RESULTS [This article contains a table. Please see hardcopy of magazine.]REPUBLICANS DEMOCRATS X X TIE X X
WINNER OF THE WEEK: DEMOCRATS
Polls show Obama emerging from his nomination battle in good shape, even if he's only slightly ahead of McCain. Obama's campaign--like most voters--expects a Democratic win, while the GOP remains worried about its chances.
NOT ALL ROUNDS ARE CREATED EQUAL
The week's winner is based on the relative importance of each fight and by how much the winner takes each round.
WEEK BY WEEK [This article contains a table. Please see hardcopy of magazine.]JUNE JULY AUG. SEPT. OCT. TOTAL WEEKS WON REPUBLICANS TIE 0 DEMOCRATS X X X 3

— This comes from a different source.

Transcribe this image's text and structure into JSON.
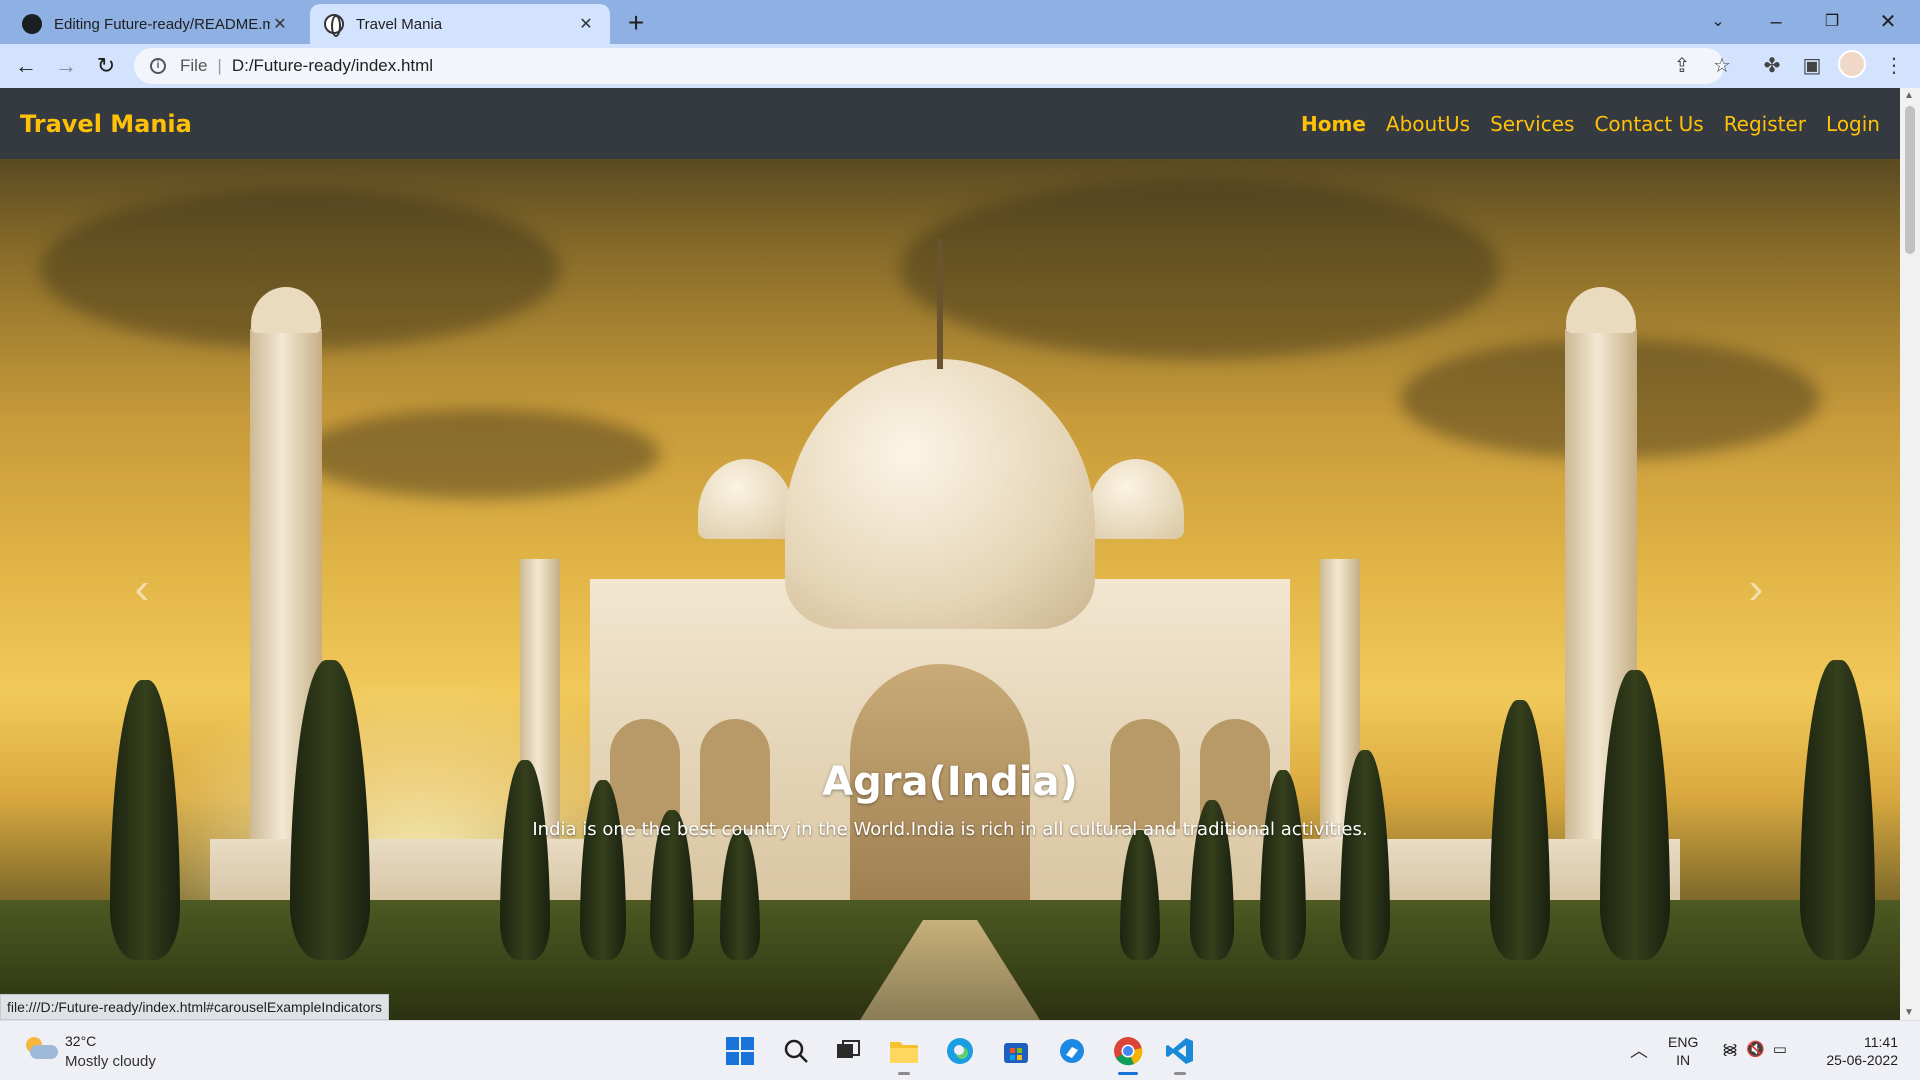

Evaluating the Undercards. A cheat sheet for November's other electoral fights
With its larger-than-life characters, unpredictable twists and big stakes, you can bet the gas money that the presidential race will get the lion's share of media coverage from now until the fall. But there's a lot more up for grabs in several state and local ballots this year. Some highlights:
SENATE: With 35 seats at stake, including five held by retiring Republicans, Democrats are looking to expand their narrow majority by as many as seven seats. Supercompetitive contests include races in Colorado, Minnesota and New Hampshire.
HOUSE: All 435 seats are up for election, with more gop retirements. Democrats are expected to have an edge in campaign spending this year. They also have on their side the unpopularity of the President and the Iraq war, along with a likely Obama-inspired surge of African-American and youth voting.
GOVERNORS: States picking chief executives include Washington, Missouri and North Carolina. With the economy in a downturn and voters hungry for change, it could be a tough year for incumbents looking to hold on to their jobs.
BALLOT MEASURES: As always, voters will be asked to govern themselves on a range of initiatives, from gay marriage in California to casino limits in Missouri and the legalization of medicinal marijuana in Michigan.